- _Exercise details_
Lines with the word "photo" in them are the ones to copy from the records.

- _Provided information_
━━━━━━

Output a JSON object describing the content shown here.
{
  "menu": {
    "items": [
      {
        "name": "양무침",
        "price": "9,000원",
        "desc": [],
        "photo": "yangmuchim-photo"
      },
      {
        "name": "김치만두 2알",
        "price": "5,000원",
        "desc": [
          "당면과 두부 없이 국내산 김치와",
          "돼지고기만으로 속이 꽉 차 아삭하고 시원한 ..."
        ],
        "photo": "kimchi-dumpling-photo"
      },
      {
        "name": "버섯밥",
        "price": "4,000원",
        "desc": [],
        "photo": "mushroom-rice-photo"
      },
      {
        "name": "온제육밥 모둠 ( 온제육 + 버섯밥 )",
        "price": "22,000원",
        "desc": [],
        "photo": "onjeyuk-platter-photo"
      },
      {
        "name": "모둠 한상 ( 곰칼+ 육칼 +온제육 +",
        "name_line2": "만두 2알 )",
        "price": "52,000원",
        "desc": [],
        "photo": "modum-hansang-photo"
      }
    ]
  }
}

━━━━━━

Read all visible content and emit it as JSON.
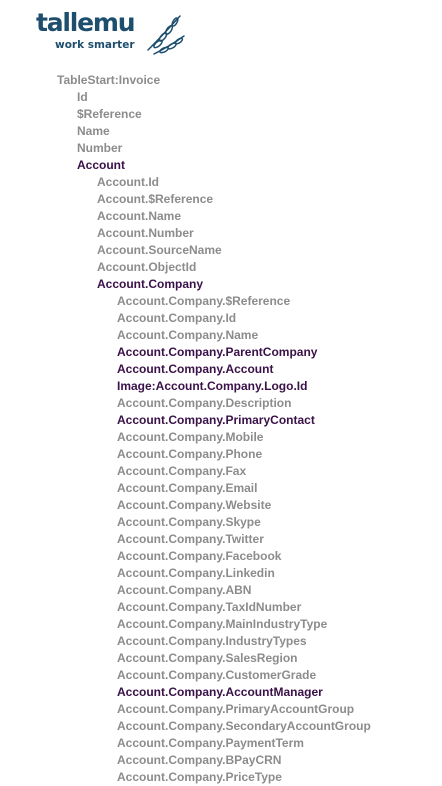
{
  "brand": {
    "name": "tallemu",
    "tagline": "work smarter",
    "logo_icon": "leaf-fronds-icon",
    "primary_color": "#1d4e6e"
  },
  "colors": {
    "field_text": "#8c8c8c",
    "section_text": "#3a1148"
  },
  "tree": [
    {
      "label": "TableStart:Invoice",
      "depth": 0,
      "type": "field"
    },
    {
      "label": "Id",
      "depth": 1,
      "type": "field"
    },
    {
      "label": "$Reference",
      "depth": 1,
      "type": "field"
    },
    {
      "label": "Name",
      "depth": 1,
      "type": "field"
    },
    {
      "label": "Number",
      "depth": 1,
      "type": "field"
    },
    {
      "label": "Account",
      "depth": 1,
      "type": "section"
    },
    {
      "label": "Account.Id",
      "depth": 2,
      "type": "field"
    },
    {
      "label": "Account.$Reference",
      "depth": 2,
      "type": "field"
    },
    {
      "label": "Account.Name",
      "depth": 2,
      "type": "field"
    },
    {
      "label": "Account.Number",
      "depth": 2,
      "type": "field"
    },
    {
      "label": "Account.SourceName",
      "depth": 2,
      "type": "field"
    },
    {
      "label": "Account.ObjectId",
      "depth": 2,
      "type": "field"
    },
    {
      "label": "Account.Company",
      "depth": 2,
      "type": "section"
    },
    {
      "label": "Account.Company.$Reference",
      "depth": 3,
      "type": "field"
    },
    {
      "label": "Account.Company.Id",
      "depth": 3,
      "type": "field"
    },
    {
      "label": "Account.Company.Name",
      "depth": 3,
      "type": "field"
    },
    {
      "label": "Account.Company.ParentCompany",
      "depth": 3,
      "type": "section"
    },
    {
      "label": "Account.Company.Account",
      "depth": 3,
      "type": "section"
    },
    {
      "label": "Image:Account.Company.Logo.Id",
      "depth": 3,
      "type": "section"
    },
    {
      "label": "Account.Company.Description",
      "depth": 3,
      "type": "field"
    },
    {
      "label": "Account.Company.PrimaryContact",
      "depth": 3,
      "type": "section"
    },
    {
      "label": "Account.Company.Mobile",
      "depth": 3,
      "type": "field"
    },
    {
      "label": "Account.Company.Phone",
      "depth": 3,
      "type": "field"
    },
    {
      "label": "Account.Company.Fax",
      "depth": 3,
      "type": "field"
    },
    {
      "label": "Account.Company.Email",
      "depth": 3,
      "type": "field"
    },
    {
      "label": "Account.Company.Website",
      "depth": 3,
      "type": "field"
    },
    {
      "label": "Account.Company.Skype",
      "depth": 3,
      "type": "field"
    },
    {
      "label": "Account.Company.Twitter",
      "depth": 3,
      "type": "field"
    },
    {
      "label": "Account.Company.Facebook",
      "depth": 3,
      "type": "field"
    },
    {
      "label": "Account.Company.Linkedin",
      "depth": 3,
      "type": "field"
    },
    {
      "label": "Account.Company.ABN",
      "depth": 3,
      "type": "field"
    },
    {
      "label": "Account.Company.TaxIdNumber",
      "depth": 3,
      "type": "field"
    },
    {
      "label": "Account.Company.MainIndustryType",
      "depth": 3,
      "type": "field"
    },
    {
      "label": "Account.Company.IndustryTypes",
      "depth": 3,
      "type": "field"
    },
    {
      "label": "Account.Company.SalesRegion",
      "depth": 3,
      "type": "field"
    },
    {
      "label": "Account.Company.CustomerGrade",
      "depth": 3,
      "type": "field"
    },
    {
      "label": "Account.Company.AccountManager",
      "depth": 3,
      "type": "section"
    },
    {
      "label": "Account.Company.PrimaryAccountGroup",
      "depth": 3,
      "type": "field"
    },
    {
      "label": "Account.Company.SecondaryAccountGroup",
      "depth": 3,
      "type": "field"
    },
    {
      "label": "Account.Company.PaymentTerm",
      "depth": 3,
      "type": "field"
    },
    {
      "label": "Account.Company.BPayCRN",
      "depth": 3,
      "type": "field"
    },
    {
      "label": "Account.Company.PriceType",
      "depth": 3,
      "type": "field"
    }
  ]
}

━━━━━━

- _Answer_
        "photo": "yangmuchim-photo"
        "photo": "kimchi-dumpling-photo"
        "photo": "mushroom-rice-photo"
        "photo": "onjeyuk-platter-photo"
        "photo": "modum-hansang-photo"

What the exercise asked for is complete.